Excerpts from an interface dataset
>>

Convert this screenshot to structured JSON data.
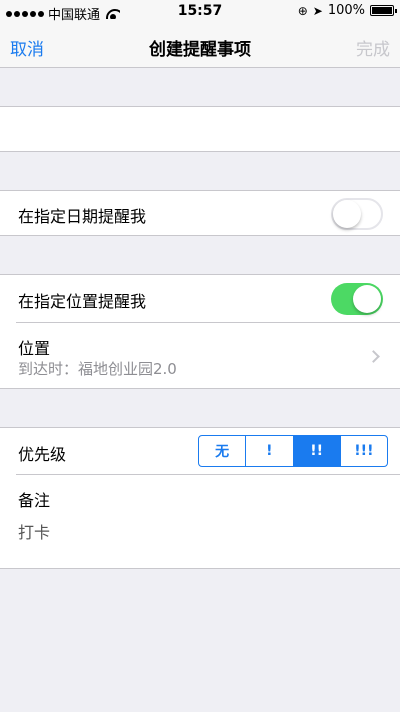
{
  "status_bar": {
    "carrier": "中国联通",
    "time": "15:57",
    "battery": "100%"
  },
  "nav": {
    "cancel": "取消",
    "title": "创建提醒事项",
    "done": "完成"
  },
  "title_field": {
    "value": ""
  },
  "date_reminder": {
    "label": "在指定日期提醒我",
    "enabled": false
  },
  "location_reminder": {
    "label": "在指定位置提醒我",
    "enabled": true
  },
  "location": {
    "label": "位置",
    "value": "到达时：福地创业园2.0"
  },
  "priority": {
    "label": "优先级",
    "options": [
      "无",
      "!",
      "!!",
      "!!!"
    ],
    "selected": "!!"
  },
  "notes": {
    "label": "备注",
    "value": "打卡"
  },
  "colors": {
    "accent": "#1a7bef",
    "toggle_on": "#4cd964",
    "background": "#efeff4"
  }
}
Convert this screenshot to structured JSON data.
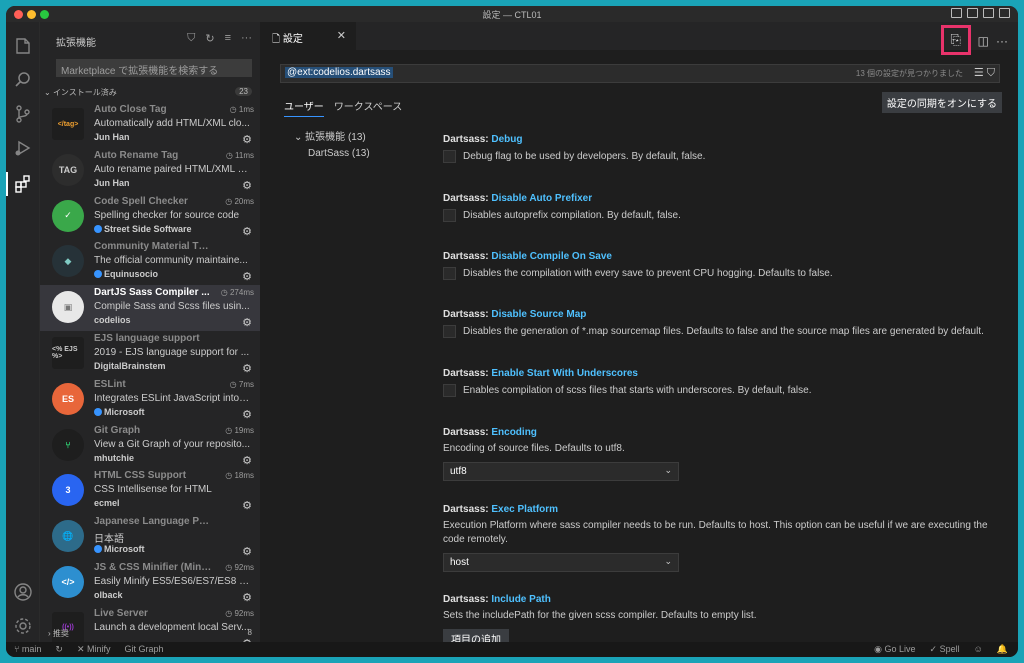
{
  "window": {
    "title": "設定 — CTL01",
    "traffic_colors": [
      "#ff5f57",
      "#febc2e",
      "#28c840"
    ]
  },
  "activity_bar": {
    "items": [
      {
        "name": "explorer-icon",
        "glyph": "❐"
      },
      {
        "name": "search-icon",
        "glyph": "⌕"
      },
      {
        "name": "source-control-icon",
        "glyph": "⑂"
      },
      {
        "name": "run-debug-icon",
        "glyph": "▷"
      },
      {
        "name": "extensions-icon",
        "glyph": "⊞"
      }
    ],
    "bottom": [
      {
        "name": "account-icon",
        "glyph": "◯"
      },
      {
        "name": "manage-gear-icon",
        "glyph": "⚙"
      }
    ]
  },
  "sidebar": {
    "header": "拡張機能",
    "search_placeholder": "Marketplace で拡張機能を検索する",
    "installed_label": "インストール済み",
    "installed_count": "23",
    "recommended_label": "推奨",
    "recommended_count": "8",
    "extensions": [
      {
        "name": "Auto Close Tag",
        "time": "1ms",
        "desc": "Automatically add HTML/XML clo...",
        "publisher": "Jun Han",
        "verified": false,
        "icon_text": "</tag>",
        "icon_bg": "#1e1e1e",
        "icon_color": "#f0a030"
      },
      {
        "name": "Auto Rename Tag",
        "time": "11ms",
        "desc": "Auto rename paired HTML/XML tag",
        "publisher": "Jun Han",
        "verified": false,
        "icon_text": "TAG",
        "icon_bg": "#2d2d2d",
        "icon_color": "#cccccc"
      },
      {
        "name": "Code Spell Checker",
        "time": "20ms",
        "desc": "Spelling checker for source code",
        "publisher": "Street Side Software",
        "verified": true,
        "icon_text": "✓",
        "icon_bg": "#3aa84a",
        "icon_color": "#ffffff"
      },
      {
        "name": "Community Material Theme",
        "time": "",
        "desc": "The official community maintaine...",
        "publisher": "Equinusocio",
        "verified": true,
        "icon_text": "◆",
        "icon_bg": "#263238",
        "icon_color": "#80cbc4"
      },
      {
        "name": "DartJS Sass Compiler ...",
        "time": "274ms",
        "desc": "Compile Sass and Scss files usin...",
        "publisher": "codelios",
        "verified": false,
        "icon_text": "▣",
        "icon_bg": "#e8e8e8",
        "icon_color": "#777777",
        "selected": true
      },
      {
        "name": "EJS language support",
        "time": "",
        "desc": "2019 - EJS language support for ...",
        "publisher": "DigitalBrainstem",
        "verified": false,
        "icon_text": "<% EJS %>",
        "icon_bg": "#1e1e1e",
        "icon_color": "#cccccc"
      },
      {
        "name": "ESLint",
        "time": "7ms",
        "desc": "Integrates ESLint JavaScript into ...",
        "publisher": "Microsoft",
        "verified": true,
        "icon_text": "ES",
        "icon_bg": "#e8663a",
        "icon_color": "#ffffff"
      },
      {
        "name": "Git Graph",
        "time": "19ms",
        "desc": "View a Git Graph of your reposito...",
        "publisher": "mhutchie",
        "verified": false,
        "icon_text": "⑂",
        "icon_bg": "#1e1e1e",
        "icon_color": "#2ecc71"
      },
      {
        "name": "HTML CSS Support",
        "time": "18ms",
        "desc": "CSS Intellisense for HTML",
        "publisher": "ecmel",
        "verified": false,
        "icon_text": "3",
        "icon_bg": "#2965f1",
        "icon_color": "#ffffff"
      },
      {
        "name": "Japanese Language Pack for Vi...",
        "time": "",
        "desc": "日本語",
        "publisher": "Microsoft",
        "verified": true,
        "icon_text": "🌐",
        "icon_bg": "#2d6b8a",
        "icon_color": "#ffffff"
      },
      {
        "name": "JS & CSS Minifier (Minify)",
        "time": "92ms",
        "desc": "Easily Minify ES5/ES6/ES7/ES8 an...",
        "publisher": "olback",
        "verified": false,
        "icon_text": "</>",
        "icon_bg": "#2d8fd0",
        "icon_color": "#ffffff"
      },
      {
        "name": "Live Server",
        "time": "92ms",
        "desc": "Launch a development local Serv...",
        "publisher": "",
        "verified": false,
        "icon_text": "((•))",
        "icon_bg": "#1e1e1e",
        "icon_color": "#9b3ad0"
      }
    ]
  },
  "editor": {
    "tab_label": "設定",
    "query": "@ext:codelios.dartsass",
    "result_count": "13 個の設定が見つかりました",
    "scope_tabs": [
      "ユーザー",
      "ワークスペース"
    ],
    "sync_button": "設定の同期をオンにする",
    "toc": {
      "group": "拡張機能 (13)",
      "child": "DartSass (13)"
    },
    "settings": [
      {
        "prefix": "Dartsass: ",
        "key": "Debug",
        "type": "checkbox",
        "desc": "Debug flag to be used by developers. By default, false."
      },
      {
        "prefix": "Dartsass: ",
        "key": "Disable Auto Prefixer",
        "type": "checkbox",
        "desc": "Disables autoprefix compilation. By default, false."
      },
      {
        "prefix": "Dartsass: ",
        "key": "Disable Compile On Save",
        "type": "checkbox",
        "desc": "Disables the compilation with every save to prevent CPU hogging. Defaults to false."
      },
      {
        "prefix": "Dartsass: ",
        "key": "Disable Source Map",
        "type": "checkbox",
        "desc": "Disables the generation of *.map sourcemap files. Defaults to false and the source map files are generated by default."
      },
      {
        "prefix": "Dartsass: ",
        "key": "Enable Start With Underscores",
        "type": "checkbox",
        "desc": "Enables compilation of scss files that starts with underscores. By default, false."
      },
      {
        "prefix": "Dartsass: ",
        "key": "Encoding",
        "type": "select",
        "desc": "Encoding of source files. Defaults to utf8.",
        "value": "utf8"
      },
      {
        "prefix": "Dartsass: ",
        "key": "Exec Platform",
        "type": "select",
        "desc": "Execution Platform where sass compiler needs to be run. Defaults to host. This option can be useful if we are executing the code remotely.",
        "value": "host"
      },
      {
        "prefix": "Dartsass: ",
        "key": "Include Path",
        "type": "button",
        "desc": "Sets the includePath for the given scss compiler. Defaults to empty list.",
        "button": "項目の追加"
      }
    ]
  },
  "statusbar": {
    "branch": "main",
    "minify": "Minify",
    "git_graph": "Git Graph",
    "go_live": "Go Live",
    "spell": "Spell",
    "errors": "0",
    "warnings": "0"
  },
  "colors": {
    "accent": "#3794ff",
    "setting_key": "#4fc1ff",
    "highlight_box": "#e8336b"
  }
}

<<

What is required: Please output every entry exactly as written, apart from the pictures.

Exercise result:
Convert this screenshot to structured JSON data.
{
  "status_bar": {
    "carrier": "中国联通",
    "time": "15:57",
    "battery": "100%"
  },
  "nav": {
    "cancel": "取消",
    "title": "创建提醒事项",
    "done": "完成"
  },
  "title_field": {
    "value": ""
  },
  "date_reminder": {
    "label": "在指定日期提醒我",
    "enabled": false
  },
  "location_reminder": {
    "label": "在指定位置提醒我",
    "enabled": true
  },
  "location": {
    "label": "位置",
    "value": "到达时：福地创业园2.0"
  },
  "priority": {
    "label": "优先级",
    "options": [
      "无",
      "!",
      "!!",
      "!!!"
    ],
    "selected": "!!"
  },
  "notes": {
    "label": "备注",
    "value": "打卡"
  },
  "colors": {
    "accent": "#1a7bef",
    "toggle_on": "#4cd964",
    "background": "#efeff4"
  }
}
Convert this screenshot to structured JSON data.
{
  "window": {
    "title": "設定 — CTL01",
    "traffic_colors": [
      "#ff5f57",
      "#febc2e",
      "#28c840"
    ]
  },
  "activity_bar": {
    "items": [
      {
        "name": "explorer-icon",
        "glyph": "❐"
      },
      {
        "name": "search-icon",
        "glyph": "⌕"
      },
      {
        "name": "source-control-icon",
        "glyph": "⑂"
      },
      {
        "name": "run-debug-icon",
        "glyph": "▷"
      },
      {
        "name": "extensions-icon",
        "glyph": "⊞"
      }
    ],
    "bottom": [
      {
        "name": "account-icon",
        "glyph": "◯"
      },
      {
        "name": "manage-gear-icon",
        "glyph": "⚙"
      }
    ]
  },
  "sidebar": {
    "header": "拡張機能",
    "search_placeholder": "Marketplace で拡張機能を検索する",
    "installed_label": "インストール済み",
    "installed_count": "23",
    "recommended_label": "推奨",
    "recommended_count": "8",
    "extensions": [
      {
        "name": "Auto Close Tag",
        "time": "1ms",
        "desc": "Automatically add HTML/XML clo...",
        "publisher": "Jun Han",
        "verified": false,
        "icon_text": "</tag>",
        "icon_bg": "#1e1e1e",
        "icon_color": "#f0a030"
      },
      {
        "name": "Auto Rename Tag",
        "time": "11ms",
        "desc": "Auto rename paired HTML/XML tag",
        "publisher": "Jun Han",
        "verified": false,
        "icon_text": "TAG",
        "icon_bg": "#2d2d2d",
        "icon_color": "#cccccc"
      },
      {
        "name": "Code Spell Checker",
        "time": "20ms",
        "desc": "Spelling checker for source code",
        "publisher": "Street Side Software",
        "verified": true,
        "icon_text": "✓",
        "icon_bg": "#3aa84a",
        "icon_color": "#ffffff"
      },
      {
        "name": "Community Material Theme",
        "time": "",
        "desc": "The official community maintaine...",
        "publisher": "Equinusocio",
        "verified": true,
        "icon_text": "◆",
        "icon_bg": "#263238",
        "icon_color": "#80cbc4"
      },
      {
        "name": "DartJS Sass Compiler ...",
        "time": "274ms",
        "desc": "Compile Sass and Scss files usin...",
        "publisher": "codelios",
        "verified": false,
        "icon_text": "▣",
        "icon_bg": "#e8e8e8",
        "icon_color": "#777777",
        "selected": true
      },
      {
        "name": "EJS language support",
        "time": "",
        "desc": "2019 - EJS language support for ...",
        "publisher": "DigitalBrainstem",
        "verified": false,
        "icon_text": "<% EJS %>",
        "icon_bg": "#1e1e1e",
        "icon_color": "#cccccc"
      },
      {
        "name": "ESLint",
        "time": "7ms",
        "desc": "Integrates ESLint JavaScript into ...",
        "publisher": "Microsoft",
        "verified": true,
        "icon_text": "ES",
        "icon_bg": "#e8663a",
        "icon_color": "#ffffff"
      },
      {
        "name": "Git Graph",
        "time": "19ms",
        "desc": "View a Git Graph of your reposito...",
        "publisher": "mhutchie",
        "verified": false,
        "icon_text": "⑂",
        "icon_bg": "#1e1e1e",
        "icon_color": "#2ecc71"
      },
      {
        "name": "HTML CSS Support",
        "time": "18ms",
        "desc": "CSS Intellisense for HTML",
        "publisher": "ecmel",
        "verified": false,
        "icon_text": "3",
        "icon_bg": "#2965f1",
        "icon_color": "#ffffff"
      },
      {
        "name": "Japanese Language Pack for Vi...",
        "time": "",
        "desc": "日本語",
        "publisher": "Microsoft",
        "verified": true,
        "icon_text": "🌐",
        "icon_bg": "#2d6b8a",
        "icon_color": "#ffffff"
      },
      {
        "name": "JS & CSS Minifier (Minify)",
        "time": "92ms",
        "desc": "Easily Minify ES5/ES6/ES7/ES8 an...",
        "publisher": "olback",
        "verified": false,
        "icon_text": "</>",
        "icon_bg": "#2d8fd0",
        "icon_color": "#ffffff"
      },
      {
        "name": "Live Server",
        "time": "92ms",
        "desc": "Launch a development local Serv...",
        "publisher": "",
        "verified": false,
        "icon_text": "((•))",
        "icon_bg": "#1e1e1e",
        "icon_color": "#9b3ad0"
      }
    ]
  },
  "editor": {
    "tab_label": "設定",
    "query": "@ext:codelios.dartsass",
    "result_count": "13 個の設定が見つかりました",
    "scope_tabs": [
      "ユーザー",
      "ワークスペース"
    ],
    "sync_button": "設定の同期をオンにする",
    "toc": {
      "group": "拡張機能 (13)",
      "child": "DartSass (13)"
    },
    "settings": [
      {
        "prefix": "Dartsass: ",
        "key": "Debug",
        "type": "checkbox",
        "desc": "Debug flag to be used by developers. By default, false."
      },
      {
        "prefix": "Dartsass: ",
        "key": "Disable Auto Prefixer",
        "type": "checkbox",
        "desc": "Disables autoprefix compilation. By default, false."
      },
      {
        "prefix": "Dartsass: ",
        "key": "Disable Compile On Save",
        "type": "checkbox",
        "desc": "Disables the compilation with every save to prevent CPU hogging. Defaults to false."
      },
      {
        "prefix": "Dartsass: ",
        "key": "Disable Source Map",
        "type": "checkbox",
        "desc": "Disables the generation of *.map sourcemap files. Defaults to false and the source map files are generated by default."
      },
      {
        "prefix": "Dartsass: ",
        "key": "Enable Start With Underscores",
        "type": "checkbox",
        "desc": "Enables compilation of scss files that starts with underscores. By default, false."
      },
      {
        "prefix": "Dartsass: ",
        "key": "Encoding",
        "type": "select",
        "desc": "Encoding of source files. Defaults to utf8.",
        "value": "utf8"
      },
      {
        "prefix": "Dartsass: ",
        "key": "Exec Platform",
        "type": "select",
        "desc": "Execution Platform where sass compiler needs to be run. Defaults to host. This option can be useful if we are executing the code remotely.",
        "value": "host"
      },
      {
        "prefix": "Dartsass: ",
        "key": "Include Path",
        "type": "button",
        "desc": "Sets the includePath for the given scss compiler. Defaults to empty list.",
        "button": "項目の追加"
      }
    ]
  },
  "statusbar": {
    "branch": "main",
    "minify": "Minify",
    "git_graph": "Git Graph",
    "go_live": "Go Live",
    "spell": "Spell",
    "errors": "0",
    "warnings": "0"
  },
  "colors": {
    "accent": "#3794ff",
    "setting_key": "#4fc1ff",
    "highlight_box": "#e8336b"
  }
}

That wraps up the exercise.